The FAO’s 2010-2011 State of Food and Agriculture (SOFA) Report, Women in Agriculture: Closing the Gender Gap for Development, revealed some compelling and informative findings about the critical but underutilized role women play in the food and agriculture industry globally. It also gave some convincing reasons for why investing in women agriculturalists — including farmers, fishers and others who work in agri-processing and marketing — is so essential to food security, production, economic development, health, and related issues. In response to the SOFA report, this week at the 37th biennial conference in Rome, the Food and Agricultural Organization of the UN (FAO) mobilized a call to action under the theme: “The Vital Role of Women in Agriculture and Rural Development” to spur multilateral support for investing in women in agriculture and strengthening the case for making this a global economic priority.
At a side event to the conference co-hosted by the U.S. and Kenyan Ambassadors, “A Dialogue on Women in Agriculture: Where to After SOFA?” — I had the privilege of speaking about the U.S. commitment to improving women’s agricultural contributions, encouraging investments in female farmers, and sharing with my counterparts some exciting initiatives we are implementing to close the gender gap in agricultural development.
It is well known that women are at a significant disadvantage when it comes to owning land, securing land rights, and accessing credit and other agricultural inputs. The contributions of rural women in developing countries are too often overlooked and underutilized. This agricultural gender gap imposes real costs on society in terms of lost agricultural output, food security, and economic growth.

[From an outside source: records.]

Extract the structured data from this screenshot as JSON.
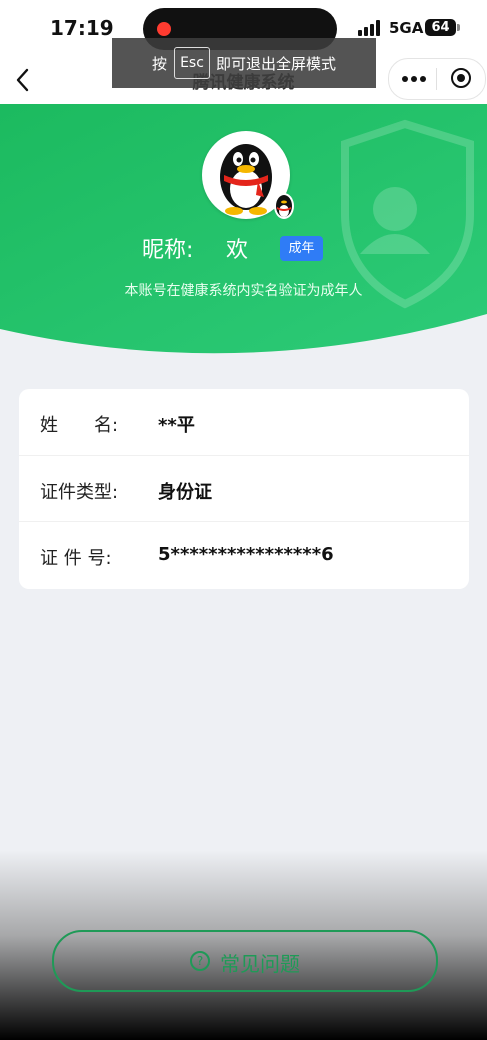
{
  "status_bar": {
    "time": "17:19",
    "network": "5GA",
    "battery": "64"
  },
  "nav": {
    "title": "腾讯健康系统"
  },
  "esc_toast": {
    "prefix": "按",
    "key": "Esc",
    "suffix": "即可退出全屏模式"
  },
  "profile": {
    "nickname_label": "昵称:",
    "nickname_value": "欢",
    "age_tag": "成年",
    "verify_text": "本账号在健康系统内实名验证为成年人"
  },
  "info": {
    "rows": [
      {
        "label": "姓　　名:",
        "value": "**平"
      },
      {
        "label": "证件类型:",
        "value": "身份证"
      },
      {
        "label": "证 件 号:",
        "value": "5****************6"
      }
    ]
  },
  "faq": {
    "label": "常见问题"
  },
  "colors": {
    "brand_green": "#1f9a57",
    "header_green": "#21c26a",
    "tag_blue": "#2f7cf6"
  }
}
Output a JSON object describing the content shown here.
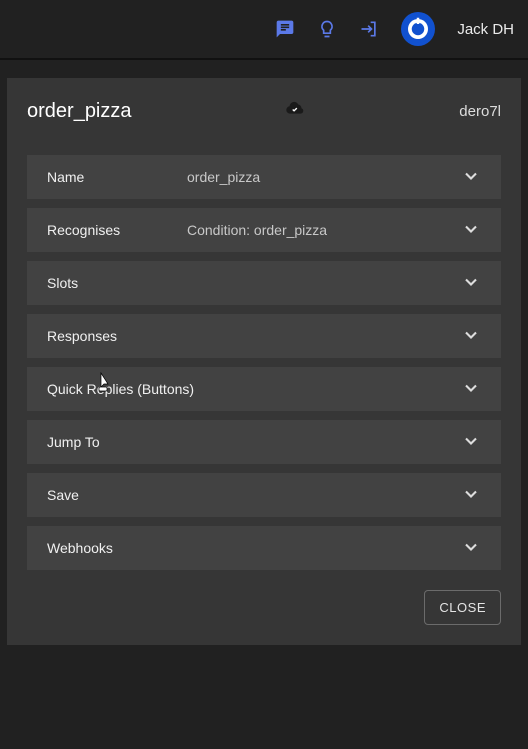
{
  "header": {
    "user_name": "Jack DH"
  },
  "panel": {
    "title": "order_pizza",
    "code": "dero7l",
    "rows": [
      {
        "label": "Name",
        "value": "order_pizza"
      },
      {
        "label": "Recognises",
        "value": "Condition: order_pizza"
      },
      {
        "label": "Slots"
      },
      {
        "label": "Responses"
      },
      {
        "label": "Quick Replies (Buttons)"
      },
      {
        "label": "Jump To"
      },
      {
        "label": "Save"
      },
      {
        "label": "Webhooks"
      }
    ],
    "close_label": "CLOSE"
  }
}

Yet, studies such as the SOFA report have shown that when given equal resources, women can produce yields equal to those of men. Since female farmers are typically starting from a lower point, investing in women would produce on average higher returns than an equal investment in men. According to the SOFA report, providing women with the same resources as men could increase their individual yields by 20-30 percent, which would improve agricultural production in the developing world by between 2.5 and 4 percent. Such an investment in women’s agricultural capacity would reduce the number of people living in hunger by 100-150 million globally. The findings further point out that increasing women’s access to land, livestock, education, financial services, extension, technology, and rural employment would boost their productivity and generate gains in terms of agricultural production, food security, economic growth, and social welfare.
Women are usually the ones doing the household cooking and feeding their families; thus they have a particular stake in ensuring that the food produced is both nutritious and safe. It would seem obvious that leveling the playing field for women in agri-business, fishing, farming, and related livelihoods is another example of “smart economics” which would have tremendous pay-offs to society at large.
By making women a central and essential part of Feed the Future (FTF), the U.S. global hunger and food security initiative, the United States is leading the way. FTF has developed the Women’s Empowerment in Agriculture Index, a new tool created in a partnership with the U.S. Agency for International Development (USAID), the International Food Policy Research Institute (IFPRI), and the Oxford Poverty and Human Development Initiative (OPHI). This index is designed to collect sex-disaggregated statistics to ensure that we can measure and understand the impact of our work on both men and women. Piloted in Uganda, Guatemala and Bangladesh, the index offers an essential tool that will help us determine the equality of and opportunities for women. By disaggregating data by sex, we will be better able to analyze the changes in status, participation, and outcomes of our investments in women relative to men and as part of communities.
Through a concerted effort at the Rome conference, we explored innovative ways to better understand and advance gender equality in agriculture. I am even more convinced that scaling up multilateral efforts toward closing the gender gap in agriculture is a smart business investment that will benefit all humanity. It will enable future generations of women and girls, working in partnership with men and boys, contribute to reducing hunger, protecting livelihoods, and enhancing food security.